We wish you happy home hunting and the best of luck for this adventure. If you would like to instruct Prince Evans please contact the Residential Conveyancing Team CLICK HERE

What happens to your digital legacies upon death

When an individual dies their assets are often left to family members, friends or charities in their Wills. Where there is no valid Will, the deceased’s assets are shared out according to the rules of intestacy. Someone that dies without having a Will is an intestate person. Married or civil partners and other close relatives can inherit under such rules. Therefore making a legally valid Will allows a person to protect their estate and determine in it who inherits what.

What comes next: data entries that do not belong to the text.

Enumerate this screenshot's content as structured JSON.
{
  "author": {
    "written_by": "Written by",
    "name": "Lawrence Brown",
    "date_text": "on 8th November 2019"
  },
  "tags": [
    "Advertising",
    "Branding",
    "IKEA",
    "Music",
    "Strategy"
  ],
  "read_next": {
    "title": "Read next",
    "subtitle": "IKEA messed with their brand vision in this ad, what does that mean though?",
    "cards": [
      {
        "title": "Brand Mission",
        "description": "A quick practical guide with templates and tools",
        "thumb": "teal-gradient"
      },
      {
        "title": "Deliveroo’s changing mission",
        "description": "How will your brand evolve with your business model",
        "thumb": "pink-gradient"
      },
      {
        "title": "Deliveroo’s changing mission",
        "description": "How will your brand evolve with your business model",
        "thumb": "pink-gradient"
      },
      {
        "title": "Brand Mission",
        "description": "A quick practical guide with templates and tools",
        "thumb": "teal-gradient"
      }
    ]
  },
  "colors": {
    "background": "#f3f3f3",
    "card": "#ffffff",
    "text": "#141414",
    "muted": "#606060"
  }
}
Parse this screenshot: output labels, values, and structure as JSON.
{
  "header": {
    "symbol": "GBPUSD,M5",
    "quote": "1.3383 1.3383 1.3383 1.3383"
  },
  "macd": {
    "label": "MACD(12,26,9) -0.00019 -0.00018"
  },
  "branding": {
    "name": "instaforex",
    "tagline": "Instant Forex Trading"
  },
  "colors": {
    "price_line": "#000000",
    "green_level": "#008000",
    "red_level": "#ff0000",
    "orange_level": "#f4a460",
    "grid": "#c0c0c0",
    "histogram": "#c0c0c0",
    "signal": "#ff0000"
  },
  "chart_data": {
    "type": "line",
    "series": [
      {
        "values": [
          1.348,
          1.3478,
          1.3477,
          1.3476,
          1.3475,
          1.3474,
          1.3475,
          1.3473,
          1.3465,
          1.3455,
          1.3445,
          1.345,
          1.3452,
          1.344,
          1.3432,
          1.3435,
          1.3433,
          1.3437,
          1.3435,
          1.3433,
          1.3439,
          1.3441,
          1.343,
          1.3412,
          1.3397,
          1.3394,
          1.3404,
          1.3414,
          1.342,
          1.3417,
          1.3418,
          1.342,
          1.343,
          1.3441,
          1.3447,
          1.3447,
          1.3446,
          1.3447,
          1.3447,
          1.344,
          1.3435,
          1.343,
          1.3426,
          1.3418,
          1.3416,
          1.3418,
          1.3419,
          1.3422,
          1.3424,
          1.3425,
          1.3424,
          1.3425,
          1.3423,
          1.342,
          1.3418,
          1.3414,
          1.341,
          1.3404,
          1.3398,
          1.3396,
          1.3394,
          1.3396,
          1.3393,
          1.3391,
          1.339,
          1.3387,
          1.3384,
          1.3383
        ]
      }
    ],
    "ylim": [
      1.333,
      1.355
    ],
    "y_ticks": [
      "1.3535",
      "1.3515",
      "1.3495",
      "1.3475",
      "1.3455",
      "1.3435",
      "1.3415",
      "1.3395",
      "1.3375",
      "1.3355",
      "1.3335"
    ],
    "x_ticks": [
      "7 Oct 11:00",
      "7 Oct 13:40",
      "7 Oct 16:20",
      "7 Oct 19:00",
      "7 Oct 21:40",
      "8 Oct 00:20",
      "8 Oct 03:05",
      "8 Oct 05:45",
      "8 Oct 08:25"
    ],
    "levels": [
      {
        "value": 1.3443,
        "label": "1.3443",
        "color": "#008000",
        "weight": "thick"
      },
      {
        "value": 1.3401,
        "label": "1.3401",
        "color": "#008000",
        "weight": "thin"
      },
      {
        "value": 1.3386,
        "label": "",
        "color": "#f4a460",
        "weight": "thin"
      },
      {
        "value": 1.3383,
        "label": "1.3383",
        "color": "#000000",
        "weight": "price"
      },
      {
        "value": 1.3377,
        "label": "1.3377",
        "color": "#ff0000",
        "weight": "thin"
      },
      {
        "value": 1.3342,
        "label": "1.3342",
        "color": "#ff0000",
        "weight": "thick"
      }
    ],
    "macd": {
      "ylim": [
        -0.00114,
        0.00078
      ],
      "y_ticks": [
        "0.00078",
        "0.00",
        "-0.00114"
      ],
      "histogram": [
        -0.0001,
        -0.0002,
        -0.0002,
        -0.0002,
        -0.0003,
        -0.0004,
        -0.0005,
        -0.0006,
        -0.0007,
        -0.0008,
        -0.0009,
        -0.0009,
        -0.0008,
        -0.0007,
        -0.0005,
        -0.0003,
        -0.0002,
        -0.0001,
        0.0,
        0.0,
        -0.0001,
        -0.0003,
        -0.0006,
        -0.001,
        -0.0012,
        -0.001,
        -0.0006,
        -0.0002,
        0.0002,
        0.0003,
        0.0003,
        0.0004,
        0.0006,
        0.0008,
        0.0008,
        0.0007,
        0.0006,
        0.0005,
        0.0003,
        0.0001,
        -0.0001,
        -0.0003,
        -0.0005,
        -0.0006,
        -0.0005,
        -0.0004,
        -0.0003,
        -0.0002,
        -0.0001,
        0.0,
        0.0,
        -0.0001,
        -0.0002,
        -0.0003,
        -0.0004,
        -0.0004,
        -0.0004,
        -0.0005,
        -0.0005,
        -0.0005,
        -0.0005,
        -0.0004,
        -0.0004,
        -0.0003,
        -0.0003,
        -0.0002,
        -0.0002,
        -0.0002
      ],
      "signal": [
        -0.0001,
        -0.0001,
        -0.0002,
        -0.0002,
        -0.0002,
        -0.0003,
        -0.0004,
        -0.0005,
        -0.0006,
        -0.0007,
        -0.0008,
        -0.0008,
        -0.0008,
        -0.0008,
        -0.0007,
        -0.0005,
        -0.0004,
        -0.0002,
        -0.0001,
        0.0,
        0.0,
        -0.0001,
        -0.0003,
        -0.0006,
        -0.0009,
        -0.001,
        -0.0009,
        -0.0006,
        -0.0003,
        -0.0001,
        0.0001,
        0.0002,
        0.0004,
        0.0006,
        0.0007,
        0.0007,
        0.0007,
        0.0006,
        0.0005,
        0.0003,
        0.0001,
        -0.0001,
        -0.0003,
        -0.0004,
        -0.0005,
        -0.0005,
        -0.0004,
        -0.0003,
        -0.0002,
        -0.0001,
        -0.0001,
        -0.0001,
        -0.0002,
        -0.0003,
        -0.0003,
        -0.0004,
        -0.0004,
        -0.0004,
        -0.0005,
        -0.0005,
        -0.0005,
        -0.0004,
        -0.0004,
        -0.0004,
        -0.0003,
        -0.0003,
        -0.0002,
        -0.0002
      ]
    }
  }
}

A digital legacy includes email accounts, music libraries, games, photos, videos, music and films legally obtained from iTunes and content in social media such as Facebook, Instagram and Twitter. Often people are confused about how to deal with these upon their death, however there are provisions that one can make so that these are left in accordance with ones wishes.
This information can be dealt with a clause within your Will.

Further, it is worth looking into the specific procedures that may already be in place that the social media, email accounts and other websites have to cover the death of a user. Some social networking sites have policies on what will happen to deceased’s customers accounts e.g. Facebook allows a user to nominate a friend or family member to access the account upon death. It is important to ascertain what happens upon your death to each account in which you have an interest so that provisions can be made.

In a world where precious memories are now stored online, not leaving specific directions can run the risk of such photos, videos, music libraries being lost forever. Personal Representatives further run the risk of not being able to close accounts that are held in the deceased’s name.

A helpful tool for Personal Representatives dealing with a deceased’s digital legacies is having a list of all accounts and social networking sites together with wishes of what should happen in the event of their death.

The Law Society’s Wills and Inheritance Quality Scheme Protocol, recommends “completion and maintenance of a Personal Assets Log, including digital assets and consideration of how to ensure that those dealing with the estate will be able to access those assets. This is preferable to leaving a list of passwords or PINs as an executor accessing your account with these details could be committing a criminal offence under the Computer Misuse Act 1990. It is enough to leave a list of online accounts and ensure this is kept current.”

Any documents that contain such important information must be carefully stored.

Each account has varying procedures as to what happens to an account upon death. In the event that provisions are not put in place upon death it may be that the accounts remain open for a period of time. This can cause some distress to family members. Other individuals may like for their accounts to remain open e.g. Facebook so that family and friends can leave tributes. It is important to leave clear directions and authority on how you would like such accounts to be managed.

Please contact Prince Evans Solicitors LLP for guidance on leaving your digital legacies.

Written by Huma Khan

[email protected]

Photos from: Social Housing Lease Extensions Seminar

Photos from: Social Housing Lease Extensions Seminar

Jeremy Teall, Partner and Alasdair Muir, Senior Solicitor of Prince Evans Solicitors will be joined by guest speaker, Adrian Spellman of TH3 Surveyors to discussed the following topics:

• Why does a Leaseholder need to extend his or her Lease?
• How does a Lease qualify for an extension as of right?
• Should the parties use the statutory route or use an informal
arrangement without notices having to be served?
• What costs is the Leaseholder liable to pay towards the Landlord’s
legal and surveyors costs?
• How is the premium calculated ?
• What happens if terms cannot be agreed ?
• How does the Tribunal procedure work ?
• What deadlines apply ?